A curriculum vitae (CV) is a comprehensive summary of your educational and professional experience. This includes publications, presentations, professional activities, honors, and additional credentials. A CV is usually used for positions focused on academic roles or research, clinical or scientific positions, or whenever requested.
- Don't have the need for a CV? Learn more about crafting a resume.
Formatting your CV
There are two structural formats to choose from when crafting a CV. Regardless of the format make sure to keep information short and succinct.
This is most appropriate when you have experience directly related to your career goal. Preset education and work experience in reverse chronological order, describing responsibilities and achievements under each entry.
Use this format when pursuing a career goal not directly related to your field of study. In this format your experience is explained under major skill headings while job titles, employers, and dates are all listed separately.
Content of your Vitae
Take a moment to brainstorm all of your experience within your professional and education backgrounds. Think though specific tasks that you preformed and all the skills required.
- Heading and Contact Information
Your name should be bolded and in larger print. Do not include the words 'Curriculum Vitae' in the document (they know what it is) and make sure to include complete contact information. This should include permanent and campus office addresses, email address, and permanent office and home phone numbers with area code.
List degrees in reverse chronological order. Include the official name of your degree or certification and the date it was or will be completed, along with year of your graduation and any majors or minors obtained. A list is much easier to scan so keep things simple to follow.

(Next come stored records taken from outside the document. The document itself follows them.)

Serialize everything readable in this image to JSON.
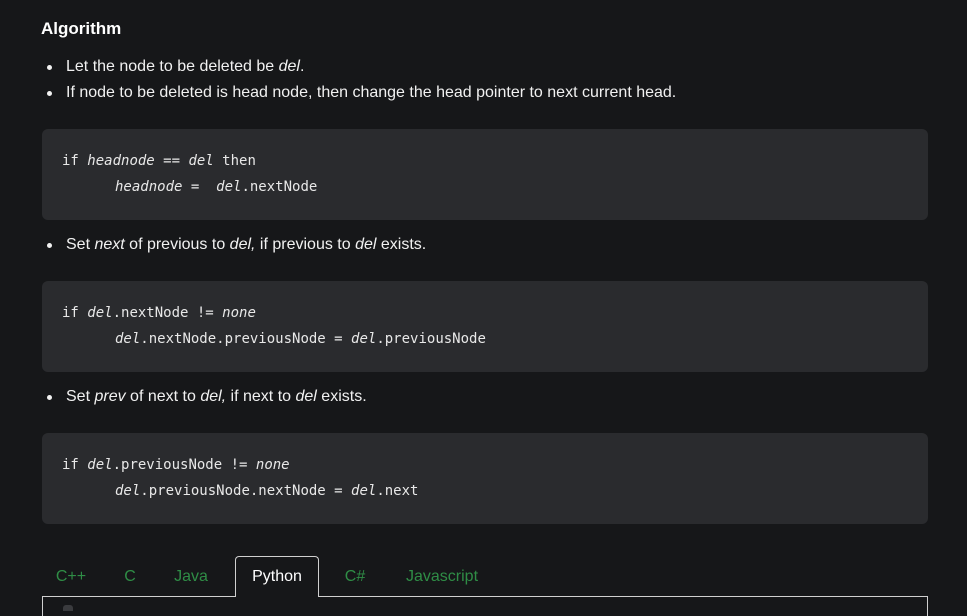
{
  "heading": "Algorithm",
  "bullets1": {
    "b1": {
      "t1": "Let the node to be deleted be ",
      "i1": "del",
      "t2": "."
    },
    "b2": {
      "t1": "If node to be deleted is head node, then change the head pointer to next current head."
    }
  },
  "code1": {
    "l1": {
      "kw": "if ",
      "v1": "headnode",
      "op": " == ",
      "v2": "del",
      "t": " then"
    },
    "l2": {
      "v1": "headnode",
      "op": " =  ",
      "v2": "del",
      "t": ".nextNode"
    }
  },
  "bullet2": {
    "t1": "Set ",
    "i1": "next",
    "t2": " of previous to ",
    "i2": "del,",
    "t3": " if previous to ",
    "i3": "del",
    "t4": " exists."
  },
  "code2": {
    "l1": {
      "kw": "if ",
      "v1": "del",
      "t": ".nextNode != ",
      "v2": "none"
    },
    "l2": {
      "v1": "del",
      "t1": ".nextNode.previousNode = ",
      "v2": "del",
      "t2": ".previousNode"
    }
  },
  "bullet3": {
    "t1": "Set ",
    "i1": "prev",
    "t2": " of next to ",
    "i2": "del,",
    "t3": " if next to ",
    "i3": "del",
    "t4": " exists."
  },
  "code3": {
    "l1": {
      "kw": "if ",
      "v1": "del",
      "t": ".previousNode != ",
      "v2": "none"
    },
    "l2": {
      "v1": "del",
      "t1": ".previousNode.nextNode = ",
      "v2": "del",
      "t2": ".next"
    }
  },
  "tabs": {
    "cpp": "C++",
    "c": "C",
    "java": "Java",
    "python": "Python",
    "csharp": "C#",
    "javascript": "Javascript",
    "active": "Python"
  },
  "colors": {
    "background": "#161719",
    "code_background": "#2a2b2e",
    "tab_accent": "#2f8d46"
  }
}
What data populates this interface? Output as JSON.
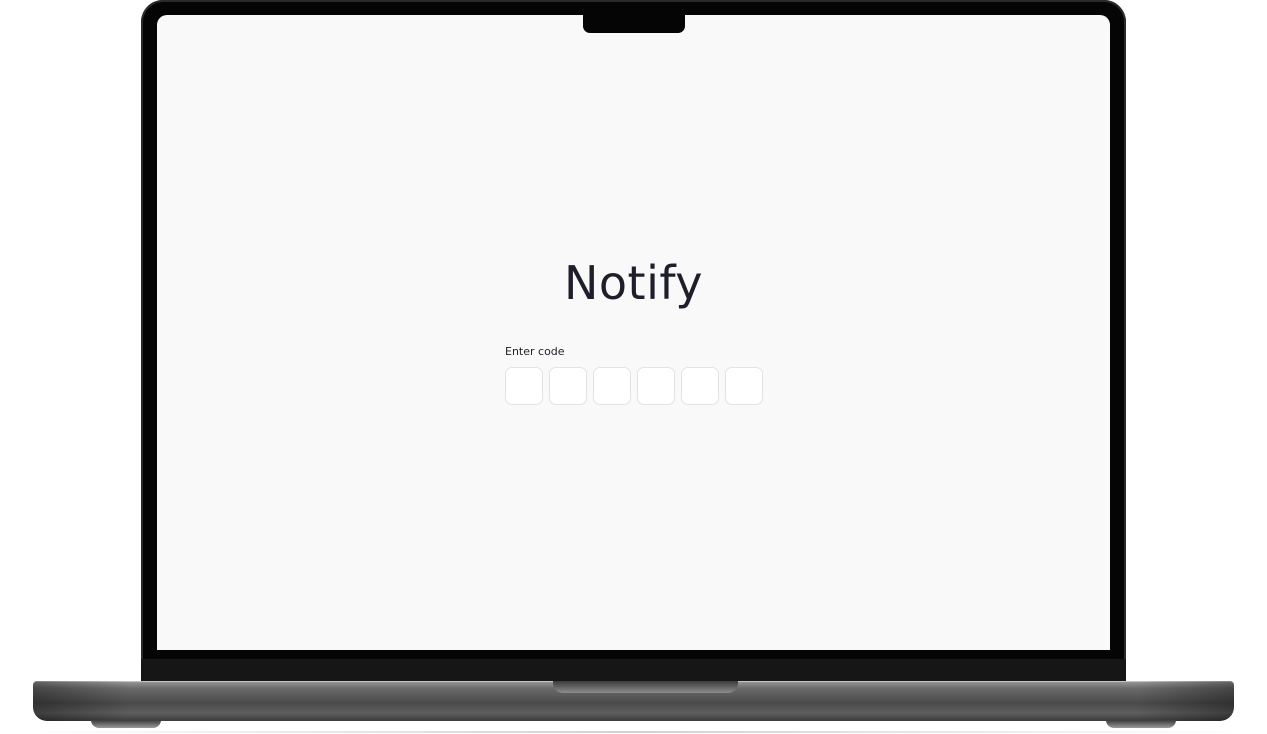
{
  "app": {
    "name": "Notify"
  },
  "verification": {
    "label": "Enter code",
    "digits": [
      "",
      "",
      "",
      "",
      "",
      ""
    ]
  },
  "colors": {
    "screen_background": "#f9f9f9",
    "text": "#1e1f2a",
    "input_border": "#e3e3e6",
    "bezel": "#050505"
  }
}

Reverse chronological order is what is expected but if you have a mixture of experiences you can break them down into categories, such as Related Experience and Additional Experience. List your job title or position, the organization name, the dates of employment, and an active, descriptive summary of your job responsibilities.
Number such a percentages or dollar make strong statements. Consolidate information when appropriate and avoid repetition and excessive details. Use bullet points to make the list easy to read and start each with a strong action word.
Consider including this section to highlight special skills. You can also include certifications that you've obtained in this category.
List most relevant activities first. Include professional, community, graduate level, and, occasionally, outstanding undergraduate activities. You can add brief details or explanations if appropriate. This section allows the chance to show some of your personality and own interests.
- Honors and Awards
Include this section only if you have several honors. If you have one or two simply include them in the activities or education sections.
Unlike the resume, reference are usually included directly inside the CV. Three to five is appropriate and should include professional contacts and faculty members. Include the reference's name, title, organization, and appropriate contact information. Make sure to obtain permission from your reference before including them.
- Potential Items to Include
Your CV serves as a comprehensive history of your experience and can include a wide variety of items. If relevant, consider including some of the following:
- Educational Background
- Grants Received
- Professional Service
- Research Experience
- Thesis or Dissertation
- Teaching Experience
- Professional Experience
- Research Interests
- Honors and Awards
- Programs and Workshops
- Teaching Interests
- Professional Affiliations
- Creative Works
- Scholarly Works
- Foreign Study
- Administrative Experience
- Works in Progress
Sample of a CV
Avoid using templates when creating your personal CV. Use the samples as a guide for formatting and information organization.
A mistake on your CV will leave a poor impression. Proofread your content several times and have others review your content to look for errors.
- Connect with Career Services to have an expert review your materials
- Ask a faculty advisor look over your content.